  38. sugars C The amylase hydrolyzes starch into sugar monomers, which diffuse into the embryo and are used in aerobic respiration. Energy released by the reactions of aerobic respiration fuels meristem cell divisions in the embryo. Fig. 31-7c, p. 528

  39. aleurone endosperm embryo A Absorbed water causes cells of a barley embryo to release gibberellin, which diffuses through the seed into the aleurone layer of the endosperm. gibberellin B Gibberellin triggers cells of the aleurone layer to express the gene for amylase. This enzyme diffuses into the starch-packed middle of the endosperm. amylase C The amylase hydrolyzes starch into sugar monomers, which diffuse into the embryo and are used in aerobic respiration. Energy released by the reactions of aerobic respiration fuels meristem cell divisions in the embryo. sugars Stepped Art Fig. 31-7a, p. 528

  40. Examples of Plant Hormone Effects • Auxin (IAA) plays a critical role in all aspects of plant development • First division of the zygote • Polarity and tissue pattern in the embryo • Formation of plant parts • Differentiation of vascular tissues • Formation of lateral roots • Responses to environmental stimuli

  41. Directional Transport of Auxin

  42. auxin time time auxin A A coleoptile stops growing if its tip is removed. A block of agar will absorb auxin from the cut tip. B Growth of a de-tipped coleoptile will resume when the agar block with absorbed auxin is placed on top of it. C If the agar block is placed to one side of the shaft, the coleoptile will bend as it grows. Fig. 31-8, p. 529

  43. time time A A coleoptile stops growing if its tip is removed. A block of agar will absorb auxin from the cut tip. B Growth of a de-tipped coleoptile will resume when the agar block with absorbed auxin is placed on top of it. C If the agar block is placed to one side of the shaft, the coleoptile will bend as it grows. Stepped Art Fig. 31-8, p. 529

  44. Animation: Auxin’s effects
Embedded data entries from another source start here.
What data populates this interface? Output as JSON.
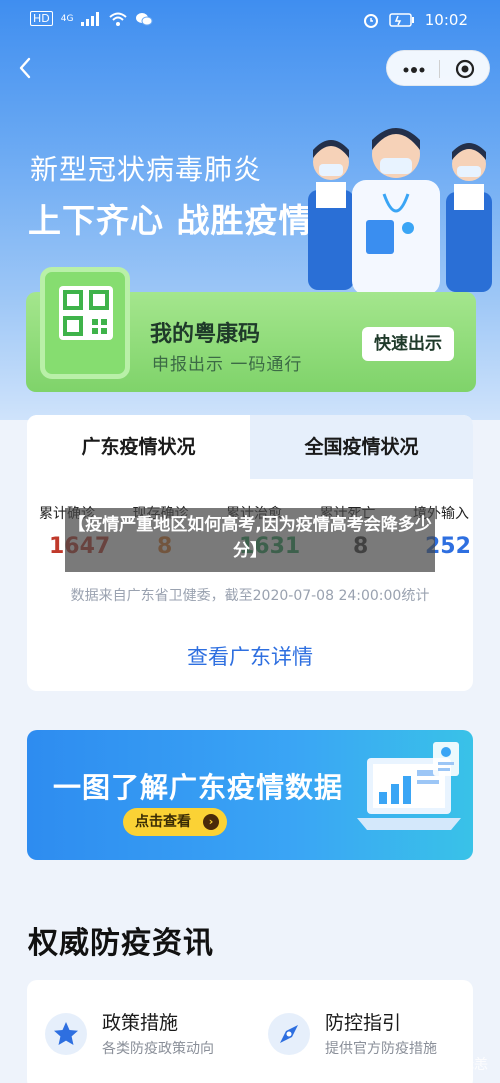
{
  "status_bar": {
    "network": "HD",
    "signal": "4G",
    "time": "10:02"
  },
  "hero": {
    "title_line1": "新型冠状病毒肺炎",
    "title_line2": "上下齐心 战胜疫情"
  },
  "health_code": {
    "title": "我的粤康码",
    "subtitle": "申报出示 一码通行",
    "button_label": "快速出示"
  },
  "stats": {
    "tabs": [
      "广东疫情状况",
      "全国疫情状况"
    ],
    "labels": [
      "累计确诊",
      "现存确诊",
      "累计治愈",
      "累计死亡",
      "境外输入"
    ],
    "values": [
      "1647",
      "8",
      "1631",
      "8",
      "252"
    ],
    "value_colors": [
      "#c0392b",
      "#e07a2a",
      "#27a05a",
      "#333333",
      "#2e6fe0"
    ],
    "note": "数据来自广东省卫健委，截至2020-07-08 24:00:00统计",
    "detail_link": "查看广东详情"
  },
  "overlay": {
    "text": "【疫情严重地区如何高考,因为疫情高考会降多少分】"
  },
  "banner": {
    "title": "一图了解广东疫情数据",
    "button_label": "点击查看"
  },
  "section": {
    "title": "权威防疫资讯"
  },
  "info_items": [
    {
      "title": "政策措施",
      "subtitle": "各类防疫政策动向",
      "icon": "star-icon"
    },
    {
      "title": "防控指引",
      "subtitle": "提供官方防疫措施",
      "icon": "compass-icon"
    }
  ],
  "watermark": "知乎 @郑无恙"
}
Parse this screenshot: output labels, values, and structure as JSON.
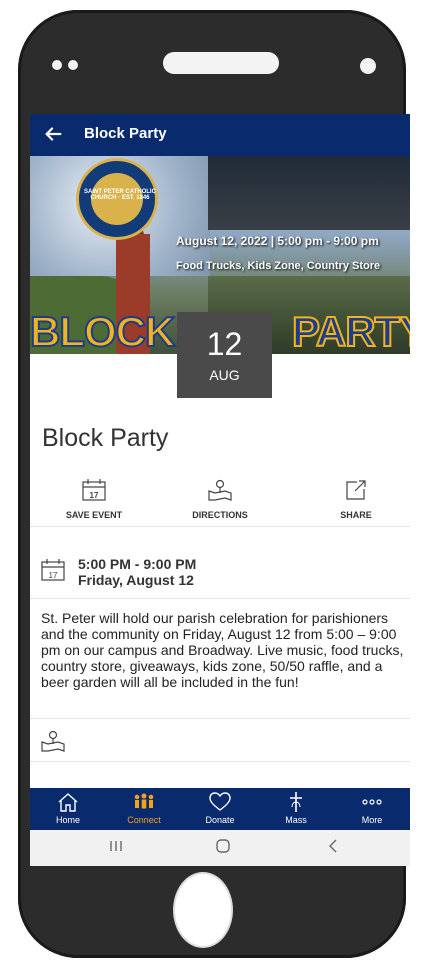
{
  "app": {
    "back_icon": "arrow-left-icon",
    "title": "Block Party"
  },
  "hero": {
    "seal_text": "SAINT PETER CATHOLIC CHURCH · EST. 1846",
    "date_line": "August 12, 2022 | 5:00 pm - 9:00 pm",
    "sub_line": "Food Trucks, Kids Zone, Country Store",
    "word_left": "BLOCK",
    "word_right": "PARTY"
  },
  "date_badge": {
    "day": "12",
    "month": "AUG"
  },
  "event": {
    "title": "Block Party",
    "actions": [
      {
        "label": "SAVE EVENT",
        "icon": "calendar-icon"
      },
      {
        "label": "DIRECTIONS",
        "icon": "map-pin-icon"
      },
      {
        "label": "SHARE",
        "icon": "share-icon"
      }
    ],
    "time": "5:00 PM - 9:00 PM",
    "date": "Friday, August 12",
    "description": "St. Peter will hold our parish celebration for parishioners and the community on Friday, August 12 from 5:00 – 9:00 pm on our campus and Broadway. Live music, food trucks, country store, giveaways, kids zone, 50/50 raffle, and a beer garden will all be included in the fun!"
  },
  "calendar_icon_day": "17",
  "nav": [
    {
      "label": "Home",
      "icon": "home-icon"
    },
    {
      "label": "Connect",
      "icon": "people-icon",
      "active": true
    },
    {
      "label": "Donate",
      "icon": "heart-icon"
    },
    {
      "label": "Mass",
      "icon": "cross-icon"
    },
    {
      "label": "More",
      "icon": "more-icon"
    }
  ],
  "colors": {
    "primary": "#0a2a6e",
    "accent": "#f3a11a"
  }
}
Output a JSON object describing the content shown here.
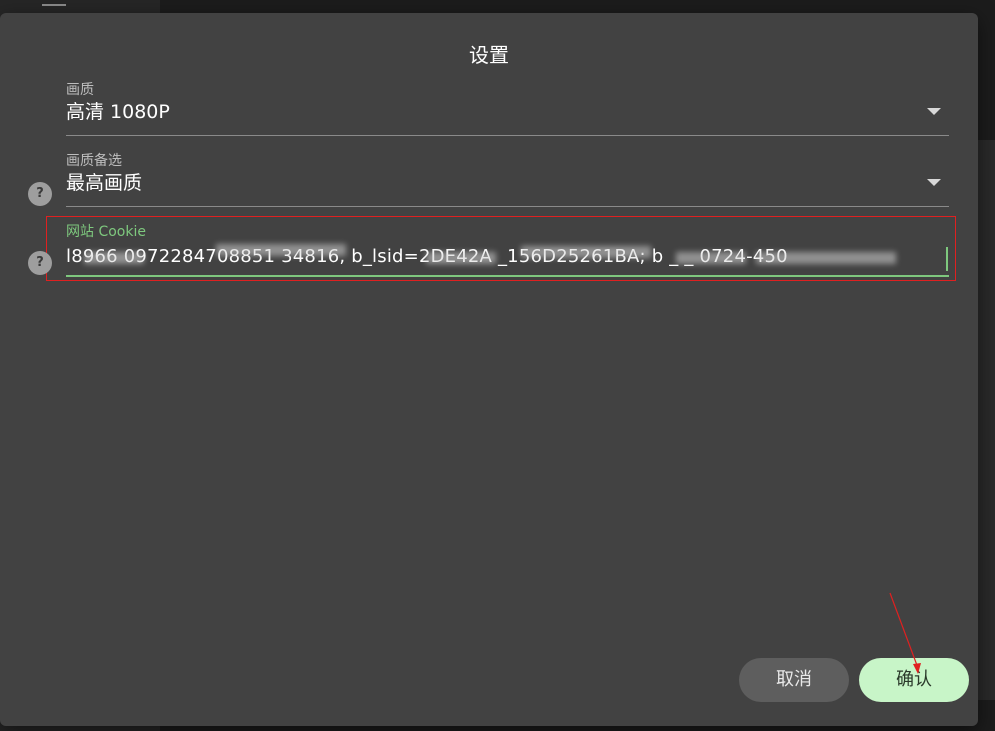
{
  "dialog": {
    "title": "设置",
    "fields": [
      {
        "label": "画质",
        "value": "高清 1080P"
      },
      {
        "label": "画质备选",
        "value": "最高画质"
      },
      {
        "label": "网站 Cookie",
        "value": "l8966 0972284708851 34816, b_lsid=2DE42A _156D25261BA; b _ _ 0724-450"
      }
    ],
    "help_glyph": "?",
    "buttons": {
      "cancel": "取消",
      "confirm": "确认"
    }
  },
  "colors": {
    "dialog_bg": "#424242",
    "accent_green": "#7ec87e",
    "confirm_bg": "#c8f5c8",
    "cancel_bg": "#5e5e5e",
    "annotation_red": "#e02020"
  }
}
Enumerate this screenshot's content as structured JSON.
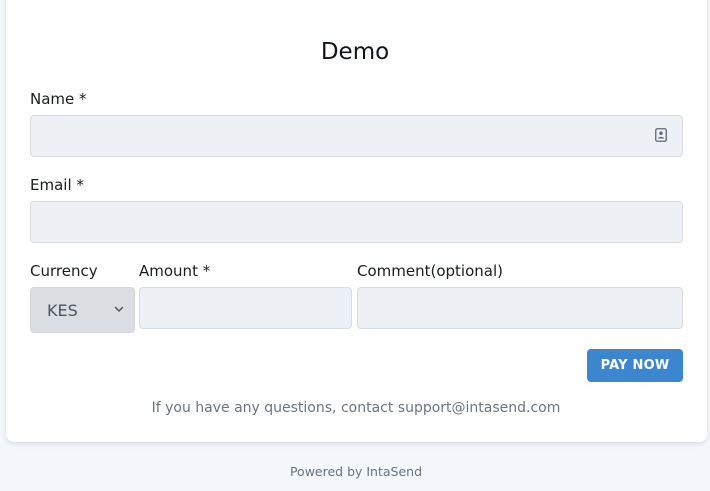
{
  "form": {
    "title": "Demo",
    "name_label": "Name *",
    "name_value": "",
    "email_label": "Email *",
    "email_value": "",
    "currency_label": "Currency",
    "currency_selected": "KES",
    "amount_label": "Amount *",
    "amount_value": "",
    "comment_label": "Comment(optional)",
    "comment_value": "",
    "pay_button": "PAY NOW",
    "contact_text": "If you have any questions, contact support@intasend.com"
  },
  "footer": {
    "powered_by": "Powered by IntaSend"
  },
  "colors": {
    "accent": "#3b86cf",
    "field_bg": "#edf1f6",
    "page_bg": "#f4f7fb"
  },
  "icons": {
    "name_field": "contact-card-icon",
    "currency_select": "chevron-down-icon"
  }
}
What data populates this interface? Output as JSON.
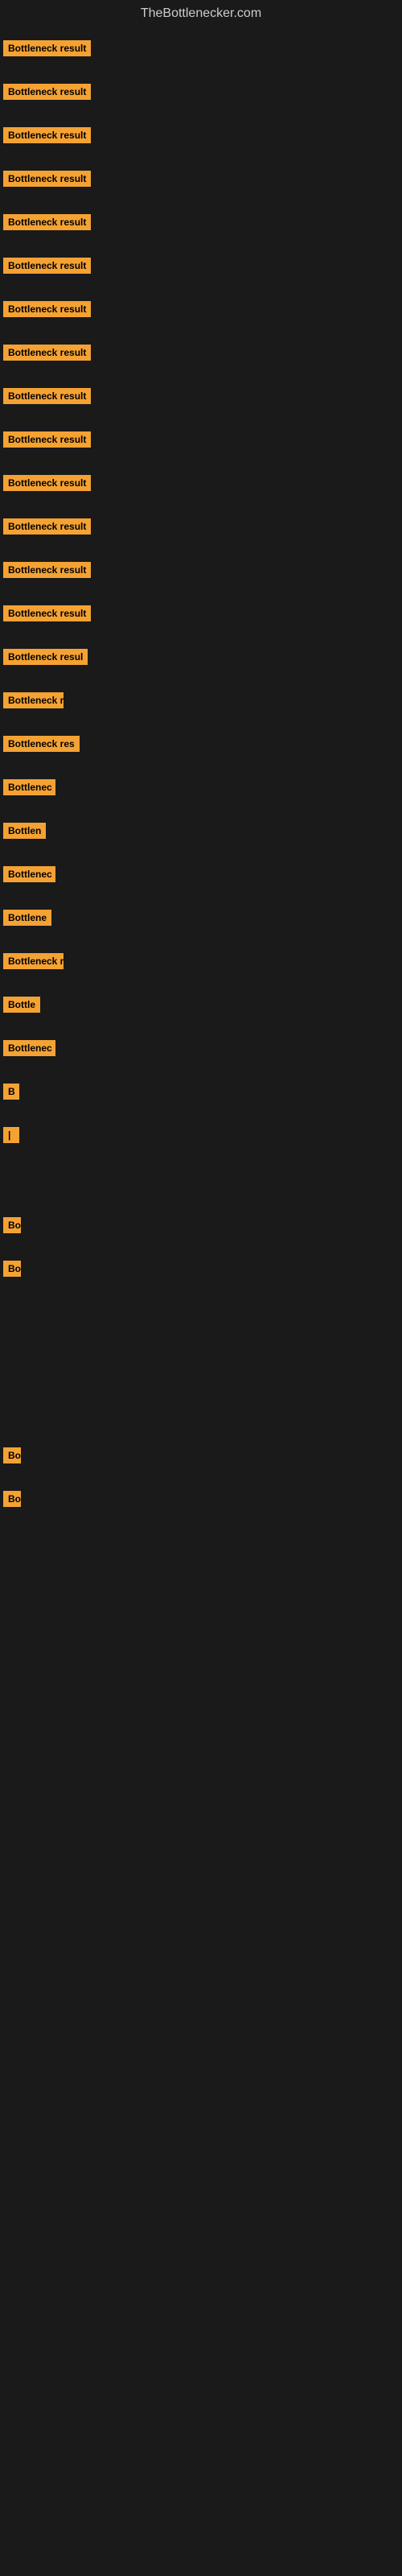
{
  "site": {
    "title": "TheBottlenecker.com"
  },
  "items": [
    {
      "id": 1,
      "label": "Bottleneck result",
      "width": "full",
      "row_class": "row-1"
    },
    {
      "id": 2,
      "label": "Bottleneck result",
      "width": "full",
      "row_class": "row-2"
    },
    {
      "id": 3,
      "label": "Bottleneck result",
      "width": "full",
      "row_class": "row-3"
    },
    {
      "id": 4,
      "label": "Bottleneck result",
      "width": "full",
      "row_class": "row-4"
    },
    {
      "id": 5,
      "label": "Bottleneck result",
      "width": "full",
      "row_class": "row-5"
    },
    {
      "id": 6,
      "label": "Bottleneck result",
      "width": "full",
      "row_class": "row-6"
    },
    {
      "id": 7,
      "label": "Bottleneck result",
      "width": "full",
      "row_class": "row-7"
    },
    {
      "id": 8,
      "label": "Bottleneck result",
      "width": "full",
      "row_class": "row-8"
    },
    {
      "id": 9,
      "label": "Bottleneck result",
      "width": "full",
      "row_class": "row-9"
    },
    {
      "id": 10,
      "label": "Bottleneck result",
      "width": "full",
      "row_class": "row-10"
    },
    {
      "id": 11,
      "label": "Bottleneck result",
      "width": "full",
      "row_class": "row-11"
    },
    {
      "id": 12,
      "label": "Bottleneck result",
      "width": "full",
      "row_class": "row-12"
    },
    {
      "id": 13,
      "label": "Bottleneck result",
      "width": "full",
      "row_class": "row-13"
    },
    {
      "id": 14,
      "label": "Bottleneck result",
      "width": "full",
      "row_class": "row-14"
    },
    {
      "id": 15,
      "label": "Bottleneck resul",
      "width": "partial",
      "row_class": "row-15"
    },
    {
      "id": 16,
      "label": "Bottleneck r",
      "width": "partial2",
      "row_class": "row-16"
    },
    {
      "id": 17,
      "label": "Bottleneck res",
      "width": "partial3",
      "row_class": "row-17"
    },
    {
      "id": 18,
      "label": "Bottlenec",
      "width": "partial4",
      "row_class": "row-18"
    },
    {
      "id": 19,
      "label": "Bottlen",
      "width": "partial5",
      "row_class": "row-19"
    },
    {
      "id": 20,
      "label": "Bottlenec",
      "width": "partial4",
      "row_class": "row-20"
    },
    {
      "id": 21,
      "label": "Bottlene",
      "width": "partial6",
      "row_class": "row-21"
    },
    {
      "id": 22,
      "label": "Bottleneck r",
      "width": "partial2",
      "row_class": "row-22"
    },
    {
      "id": 23,
      "label": "Bottle",
      "width": "partial7",
      "row_class": "row-23"
    },
    {
      "id": 24,
      "label": "Bottlenec",
      "width": "partial4",
      "row_class": "row-24"
    },
    {
      "id": 25,
      "label": "B",
      "width": "tiny",
      "row_class": "row-25"
    },
    {
      "id": 26,
      "label": "|",
      "width": "tiny2",
      "row_class": "row-26"
    },
    {
      "id": 27,
      "label": "Bo",
      "width": "tiny3",
      "row_class": "row-27"
    },
    {
      "id": 28,
      "label": "Bo",
      "width": "tiny3",
      "row_class": "row-28"
    },
    {
      "id": 29,
      "label": "Bo",
      "width": "tiny3",
      "row_class": "row-29"
    },
    {
      "id": 30,
      "label": "Bo",
      "width": "tiny3",
      "row_class": "row-30"
    }
  ]
}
  45. Examples of Plant Hormone Effects • Jasmonates signal plant defenses • Wounding by herbivores cleaves peptides (such as systemin) in mesophyll cells • Activated peptides stimulate jasmonate synthesis, which turns on transcription of several genes • Some gene products slow growth • Other gene products signal wasps to attack specific herbivores responsible for damage

  46. Jasmonates in Plant Defenses

  47. 31.2-31.3 Key ConceptsMechanisms of Hormone Action • Cell-to-cell communication is essential to development and survival of all multicelled organisms • In plants, such communication occurs by hormones